• TASK TO COMPLETE
Each record has to be repeated exactly as given.

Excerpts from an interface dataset
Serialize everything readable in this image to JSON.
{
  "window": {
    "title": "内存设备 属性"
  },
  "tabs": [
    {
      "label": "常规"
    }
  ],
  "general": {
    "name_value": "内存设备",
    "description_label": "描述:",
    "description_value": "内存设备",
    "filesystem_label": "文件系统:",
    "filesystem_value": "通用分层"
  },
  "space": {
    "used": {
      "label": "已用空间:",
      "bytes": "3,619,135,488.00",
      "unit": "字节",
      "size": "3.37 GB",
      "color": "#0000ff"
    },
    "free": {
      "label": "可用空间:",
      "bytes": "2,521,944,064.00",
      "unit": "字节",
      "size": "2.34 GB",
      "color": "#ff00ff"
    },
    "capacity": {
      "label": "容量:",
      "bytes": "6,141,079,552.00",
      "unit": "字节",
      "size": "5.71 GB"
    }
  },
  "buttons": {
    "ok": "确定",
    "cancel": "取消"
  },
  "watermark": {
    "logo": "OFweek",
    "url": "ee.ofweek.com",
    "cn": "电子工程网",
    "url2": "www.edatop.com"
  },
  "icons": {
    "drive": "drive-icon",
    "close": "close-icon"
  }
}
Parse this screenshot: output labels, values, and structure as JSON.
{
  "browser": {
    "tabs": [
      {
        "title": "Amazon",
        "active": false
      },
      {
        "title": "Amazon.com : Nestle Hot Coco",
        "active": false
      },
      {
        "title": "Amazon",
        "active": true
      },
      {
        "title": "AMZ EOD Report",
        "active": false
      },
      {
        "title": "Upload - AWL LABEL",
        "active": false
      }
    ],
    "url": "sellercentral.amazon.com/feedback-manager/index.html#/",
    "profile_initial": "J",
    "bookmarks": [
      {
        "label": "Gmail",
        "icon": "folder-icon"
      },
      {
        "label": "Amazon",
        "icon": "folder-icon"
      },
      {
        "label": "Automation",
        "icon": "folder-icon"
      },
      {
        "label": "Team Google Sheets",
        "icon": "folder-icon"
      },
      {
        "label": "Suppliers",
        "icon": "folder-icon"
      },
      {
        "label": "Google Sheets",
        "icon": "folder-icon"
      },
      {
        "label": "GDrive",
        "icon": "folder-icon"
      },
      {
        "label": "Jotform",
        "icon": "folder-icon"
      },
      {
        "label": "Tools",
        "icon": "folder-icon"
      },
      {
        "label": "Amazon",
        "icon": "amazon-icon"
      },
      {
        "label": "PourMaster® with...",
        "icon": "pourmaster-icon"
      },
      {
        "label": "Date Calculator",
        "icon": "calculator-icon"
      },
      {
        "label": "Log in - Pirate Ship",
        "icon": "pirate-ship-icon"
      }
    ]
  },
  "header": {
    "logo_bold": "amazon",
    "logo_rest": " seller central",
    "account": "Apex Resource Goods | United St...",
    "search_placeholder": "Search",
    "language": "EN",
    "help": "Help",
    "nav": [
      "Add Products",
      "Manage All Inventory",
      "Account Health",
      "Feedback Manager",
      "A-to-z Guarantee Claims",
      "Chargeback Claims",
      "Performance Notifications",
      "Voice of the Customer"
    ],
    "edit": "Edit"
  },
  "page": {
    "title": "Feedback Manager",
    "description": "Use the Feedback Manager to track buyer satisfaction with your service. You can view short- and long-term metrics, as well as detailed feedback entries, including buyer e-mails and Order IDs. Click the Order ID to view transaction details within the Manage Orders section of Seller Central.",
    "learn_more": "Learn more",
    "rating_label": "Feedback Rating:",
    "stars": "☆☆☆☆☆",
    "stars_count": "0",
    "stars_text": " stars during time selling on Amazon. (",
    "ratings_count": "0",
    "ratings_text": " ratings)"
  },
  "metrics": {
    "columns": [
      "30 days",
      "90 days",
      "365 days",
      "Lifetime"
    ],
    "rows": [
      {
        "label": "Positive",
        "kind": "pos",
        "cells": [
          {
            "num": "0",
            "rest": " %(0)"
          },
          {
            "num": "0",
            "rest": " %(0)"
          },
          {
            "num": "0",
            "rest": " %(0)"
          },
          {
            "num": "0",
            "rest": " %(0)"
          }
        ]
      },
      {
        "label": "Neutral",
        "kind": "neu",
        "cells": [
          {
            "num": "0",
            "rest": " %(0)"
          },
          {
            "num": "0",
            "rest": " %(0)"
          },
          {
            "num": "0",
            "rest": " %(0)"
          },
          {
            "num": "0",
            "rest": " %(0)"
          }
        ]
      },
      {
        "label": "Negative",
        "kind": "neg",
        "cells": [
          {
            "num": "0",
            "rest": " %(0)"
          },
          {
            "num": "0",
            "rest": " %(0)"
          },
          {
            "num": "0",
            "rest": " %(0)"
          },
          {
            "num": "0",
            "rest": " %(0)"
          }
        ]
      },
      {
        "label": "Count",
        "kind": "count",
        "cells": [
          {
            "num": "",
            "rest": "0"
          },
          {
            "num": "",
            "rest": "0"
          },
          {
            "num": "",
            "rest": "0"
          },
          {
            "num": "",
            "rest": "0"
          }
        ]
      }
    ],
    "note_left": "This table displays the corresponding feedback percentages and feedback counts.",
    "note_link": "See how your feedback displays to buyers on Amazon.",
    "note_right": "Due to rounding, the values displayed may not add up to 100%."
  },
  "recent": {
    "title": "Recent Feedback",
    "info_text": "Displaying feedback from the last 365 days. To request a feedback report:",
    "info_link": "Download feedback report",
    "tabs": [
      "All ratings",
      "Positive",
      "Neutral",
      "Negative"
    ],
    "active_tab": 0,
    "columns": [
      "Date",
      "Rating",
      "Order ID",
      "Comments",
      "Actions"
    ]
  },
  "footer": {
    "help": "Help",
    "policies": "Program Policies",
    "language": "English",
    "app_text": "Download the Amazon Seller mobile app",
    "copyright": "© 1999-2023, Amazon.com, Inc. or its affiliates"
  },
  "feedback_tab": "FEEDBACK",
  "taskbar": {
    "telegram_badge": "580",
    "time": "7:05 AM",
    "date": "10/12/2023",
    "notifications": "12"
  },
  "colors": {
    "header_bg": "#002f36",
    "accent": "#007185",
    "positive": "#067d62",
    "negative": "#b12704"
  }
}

• TASK RESULT
Serialize everything readable in this image to JSON.
{
  "window": {
    "title": "内存设备 属性"
  },
  "tabs": [
    {
      "label": "常规"
    }
  ],
  "general": {
    "name_value": "内存设备",
    "description_label": "描述:",
    "description_value": "内存设备",
    "filesystem_label": "文件系统:",
    "filesystem_value": "通用分层"
  },
  "space": {
    "used": {
      "label": "已用空间:",
      "bytes": "3,619,135,488.00",
      "unit": "字节",
      "size": "3.37 GB",
      "color": "#0000ff"
    },
    "free": {
      "label": "可用空间:",
      "bytes": "2,521,944,064.00",
      "unit": "字节",
      "size": "2.34 GB",
      "color": "#ff00ff"
    },
    "capacity": {
      "label": "容量:",
      "bytes": "6,141,079,552.00",
      "unit": "字节",
      "size": "5.71 GB"
    }
  },
  "buttons": {
    "ok": "确定",
    "cancel": "取消"
  },
  "watermark": {
    "logo": "OFweek",
    "url": "ee.ofweek.com",
    "cn": "电子工程网",
    "url2": "www.edatop.com"
  },
  "icons": {
    "drive": "drive-icon",
    "close": "close-icon"
  }
}
Parse this screenshot: output labels, values, and structure as JSON.
{
  "browser": {
    "tabs": [
      {
        "title": "Amazon",
        "active": false
      },
      {
        "title": "Amazon.com : Nestle Hot Coco",
        "active": false
      },
      {
        "title": "Amazon",
        "active": true
      },
      {
        "title": "AMZ EOD Report",
        "active": false
      },
      {
        "title": "Upload - AWL LABEL",
        "active": false
      }
    ],
    "url": "sellercentral.amazon.com/feedback-manager/index.html#/",
    "profile_initial": "J",
    "bookmarks": [
      {
        "label": "Gmail",
        "icon": "folder-icon"
      },
      {
        "label": "Amazon",
        "icon": "folder-icon"
      },
      {
        "label": "Automation",
        "icon": "folder-icon"
      },
      {
        "label": "Team Google Sheets",
        "icon": "folder-icon"
      },
      {
        "label": "Suppliers",
        "icon": "folder-icon"
      },
      {
        "label": "Google Sheets",
        "icon": "folder-icon"
      },
      {
        "label": "GDrive",
        "icon": "folder-icon"
      },
      {
        "label": "Jotform",
        "icon": "folder-icon"
      },
      {
        "label": "Tools",
        "icon": "folder-icon"
      },
      {
        "label": "Amazon",
        "icon": "amazon-icon"
      },
      {
        "label": "PourMaster® with...",
        "icon": "pourmaster-icon"
      },
      {
        "label": "Date Calculator",
        "icon": "calculator-icon"
      },
      {
        "label": "Log in - Pirate Ship",
        "icon": "pirate-ship-icon"
      }
    ]
  },
  "header": {
    "logo_bold": "amazon",
    "logo_rest": " seller central",
    "account": "Apex Resource Goods | United St...",
    "search_placeholder": "Search",
    "language": "EN",
    "help": "Help",
    "nav": [
      "Add Products",
      "Manage All Inventory",
      "Account Health",
      "Feedback Manager",
      "A-to-z Guarantee Claims",
      "Chargeback Claims",
      "Performance Notifications",
      "Voice of the Customer"
    ],
    "edit": "Edit"
  },
  "page": {
    "title": "Feedback Manager",
    "description": "Use the Feedback Manager to track buyer satisfaction with your service. You can view short- and long-term metrics, as well as detailed feedback entries, including buyer e-mails and Order IDs. Click the Order ID to view transaction details within the Manage Orders section of Seller Central.",
    "learn_more": "Learn more",
    "rating_label": "Feedback Rating:",
    "stars": "☆☆☆☆☆",
    "stars_count": "0",
    "stars_text": " stars during time selling on Amazon. (",
    "ratings_count": "0",
    "ratings_text": " ratings)"
  },
  "metrics": {
    "columns": [
      "30 days",
      "90 days",
      "365 days",
      "Lifetime"
    ],
    "rows": [
      {
        "label": "Positive",
        "kind": "pos",
        "cells": [
          {
            "num": "0",
            "rest": " %(0)"
          },
          {
            "num": "0",
            "rest": " %(0)"
          },
          {
            "num": "0",
            "rest": " %(0)"
          },
          {
            "num": "0",
            "rest": " %(0)"
          }
        ]
      },
      {
        "label": "Neutral",
        "kind": "neu",
        "cells": [
          {
            "num": "0",
            "rest": " %(0)"
          },
          {
            "num": "0",
            "rest": " %(0)"
          },
          {
            "num": "0",
            "rest": " %(0)"
          },
          {
            "num": "0",
            "rest": " %(0)"
          }
        ]
      },
      {
        "label": "Negative",
        "kind": "neg",
        "cells": [
          {
            "num": "0",
            "rest": " %(0)"
          },
          {
            "num": "0",
            "rest": " %(0)"
          },
          {
            "num": "0",
            "rest": " %(0)"
          },
          {
            "num": "0",
            "rest": " %(0)"
          }
        ]
      },
      {
        "label": "Count",
        "kind": "count",
        "cells": [
          {
            "num": "",
            "rest": "0"
          },
          {
            "num": "",
            "rest": "0"
          },
          {
            "num": "",
            "rest": "0"
          },
          {
            "num": "",
            "rest": "0"
          }
        ]
      }
    ],
    "note_left": "This table displays the corresponding feedback percentages and feedback counts.",
    "note_link": "See how your feedback displays to buyers on Amazon.",
    "note_right": "Due to rounding, the values displayed may not add up to 100%."
  },
  "recent": {
    "title": "Recent Feedback",
    "info_text": "Displaying feedback from the last 365 days. To request a feedback report:",
    "info_link": "Download feedback report",
    "tabs": [
      "All ratings",
      "Positive",
      "Neutral",
      "Negative"
    ],
    "active_tab": 0,
    "columns": [
      "Date",
      "Rating",
      "Order ID",
      "Comments",
      "Actions"
    ]
  },
  "footer": {
    "help": "Help",
    "policies": "Program Policies",
    "language": "English",
    "app_text": "Download the Amazon Seller mobile app",
    "copyright": "© 1999-2023, Amazon.com, Inc. or its affiliates"
  },
  "feedback_tab": "FEEDBACK",
  "taskbar": {
    "telegram_badge": "580",
    "time": "7:05 AM",
    "date": "10/12/2023",
    "notifications": "12"
  },
  "colors": {
    "header_bg": "#002f36",
    "accent": "#007185",
    "positive": "#067d62",
    "negative": "#b12704"
  }
}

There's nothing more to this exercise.